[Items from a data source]
::::

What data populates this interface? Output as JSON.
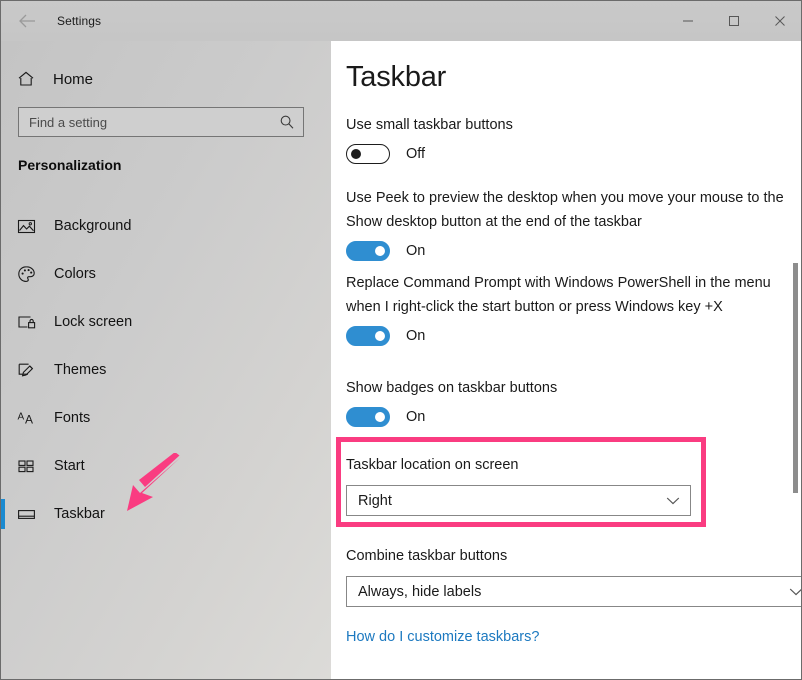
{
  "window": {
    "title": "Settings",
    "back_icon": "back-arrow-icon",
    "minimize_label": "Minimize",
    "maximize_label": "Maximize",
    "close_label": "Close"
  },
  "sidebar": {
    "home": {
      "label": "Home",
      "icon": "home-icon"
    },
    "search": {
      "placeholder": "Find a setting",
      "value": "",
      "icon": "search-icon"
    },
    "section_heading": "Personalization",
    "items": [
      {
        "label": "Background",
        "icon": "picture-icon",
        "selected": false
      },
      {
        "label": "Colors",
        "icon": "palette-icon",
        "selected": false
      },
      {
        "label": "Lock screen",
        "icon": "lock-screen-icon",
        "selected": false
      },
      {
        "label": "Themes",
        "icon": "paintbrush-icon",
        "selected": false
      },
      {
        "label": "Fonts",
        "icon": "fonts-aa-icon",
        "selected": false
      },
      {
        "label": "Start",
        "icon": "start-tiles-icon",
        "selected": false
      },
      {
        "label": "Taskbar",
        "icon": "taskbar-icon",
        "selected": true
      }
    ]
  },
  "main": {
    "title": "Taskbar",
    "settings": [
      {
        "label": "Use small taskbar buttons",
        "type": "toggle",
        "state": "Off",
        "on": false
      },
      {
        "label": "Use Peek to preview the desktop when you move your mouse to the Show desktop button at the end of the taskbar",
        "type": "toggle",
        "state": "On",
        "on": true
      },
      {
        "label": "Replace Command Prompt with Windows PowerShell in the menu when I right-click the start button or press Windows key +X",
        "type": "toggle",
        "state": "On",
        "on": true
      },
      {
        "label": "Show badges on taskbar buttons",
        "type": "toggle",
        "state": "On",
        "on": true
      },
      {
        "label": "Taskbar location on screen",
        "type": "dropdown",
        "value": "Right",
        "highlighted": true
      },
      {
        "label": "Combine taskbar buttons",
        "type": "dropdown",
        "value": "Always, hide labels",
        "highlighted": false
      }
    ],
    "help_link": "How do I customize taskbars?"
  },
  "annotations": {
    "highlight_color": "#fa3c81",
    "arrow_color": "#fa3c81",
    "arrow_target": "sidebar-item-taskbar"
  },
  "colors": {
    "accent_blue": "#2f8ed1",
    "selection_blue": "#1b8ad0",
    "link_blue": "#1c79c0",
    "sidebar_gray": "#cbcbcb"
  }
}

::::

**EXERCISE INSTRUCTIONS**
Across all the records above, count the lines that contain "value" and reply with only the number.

**TASK RESULT**
3